_Directions for this task_
Would you write out the listing verbatim and skip every picture in it?
··· Data for this exercise ···
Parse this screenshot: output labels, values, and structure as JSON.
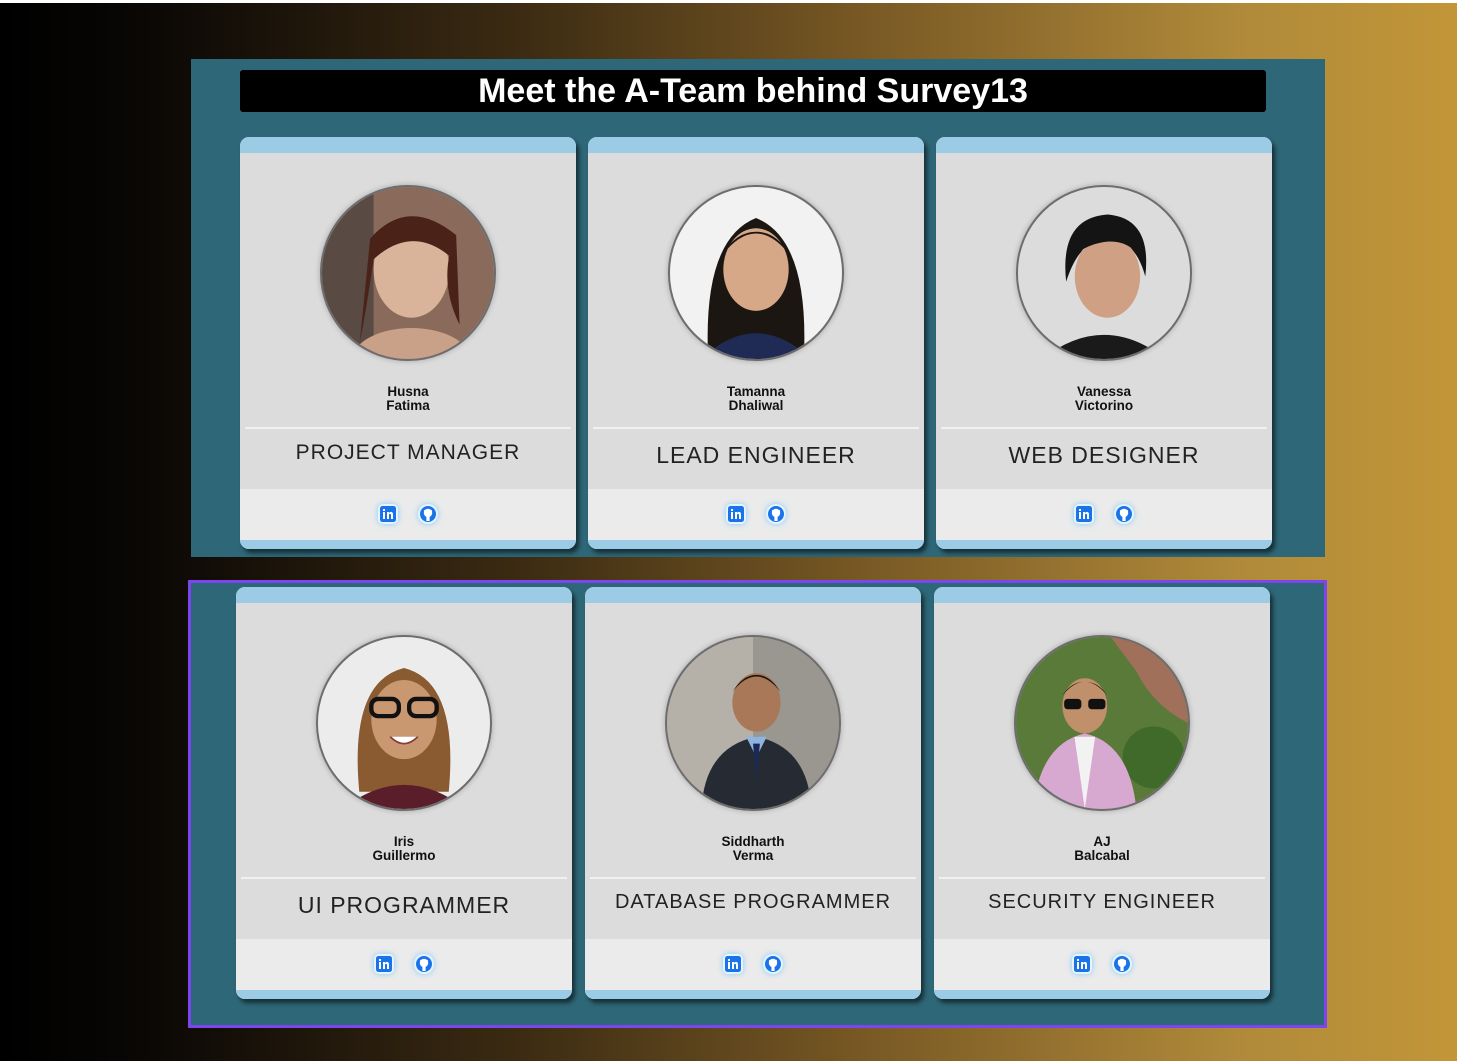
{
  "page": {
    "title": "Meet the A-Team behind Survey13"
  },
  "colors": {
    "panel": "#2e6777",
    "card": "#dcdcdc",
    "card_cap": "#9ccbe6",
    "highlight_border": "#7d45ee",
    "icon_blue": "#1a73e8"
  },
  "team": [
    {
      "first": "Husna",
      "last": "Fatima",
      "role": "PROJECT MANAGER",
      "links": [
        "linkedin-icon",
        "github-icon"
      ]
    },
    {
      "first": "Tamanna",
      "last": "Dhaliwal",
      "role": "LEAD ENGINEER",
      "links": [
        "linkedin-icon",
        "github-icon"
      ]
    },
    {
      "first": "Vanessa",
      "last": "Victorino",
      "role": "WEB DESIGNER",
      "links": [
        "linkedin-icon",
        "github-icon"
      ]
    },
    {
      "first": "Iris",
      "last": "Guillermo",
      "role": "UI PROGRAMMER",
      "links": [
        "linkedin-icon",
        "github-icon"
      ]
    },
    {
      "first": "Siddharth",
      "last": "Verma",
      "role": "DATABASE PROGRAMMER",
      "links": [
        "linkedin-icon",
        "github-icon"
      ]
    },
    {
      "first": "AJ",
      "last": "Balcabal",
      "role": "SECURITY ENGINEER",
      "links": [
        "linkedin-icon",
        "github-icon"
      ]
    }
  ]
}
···
_Result for this task_
Parse this screenshot: output labels, values, and structure as JSON.
{
  "page": {
    "title": "Meet the A-Team behind Survey13"
  },
  "colors": {
    "panel": "#2e6777",
    "card": "#dcdcdc",
    "card_cap": "#9ccbe6",
    "highlight_border": "#7d45ee",
    "icon_blue": "#1a73e8"
  },
  "team": [
    {
      "first": "Husna",
      "last": "Fatima",
      "role": "PROJECT MANAGER",
      "links": [
        "linkedin-icon",
        "github-icon"
      ]
    },
    {
      "first": "Tamanna",
      "last": "Dhaliwal",
      "role": "LEAD ENGINEER",
      "links": [
        "linkedin-icon",
        "github-icon"
      ]
    },
    {
      "first": "Vanessa",
      "last": "Victorino",
      "role": "WEB DESIGNER",
      "links": [
        "linkedin-icon",
        "github-icon"
      ]
    },
    {
      "first": "Iris",
      "last": "Guillermo",
      "role": "UI PROGRAMMER",
      "links": [
        "linkedin-icon",
        "github-icon"
      ]
    },
    {
      "first": "Siddharth",
      "last": "Verma",
      "role": "DATABASE PROGRAMMER",
      "links": [
        "linkedin-icon",
        "github-icon"
      ]
    },
    {
      "first": "AJ",
      "last": "Balcabal",
      "role": "SECURITY ENGINEER",
      "links": [
        "linkedin-icon",
        "github-icon"
      ]
    }
  ]
}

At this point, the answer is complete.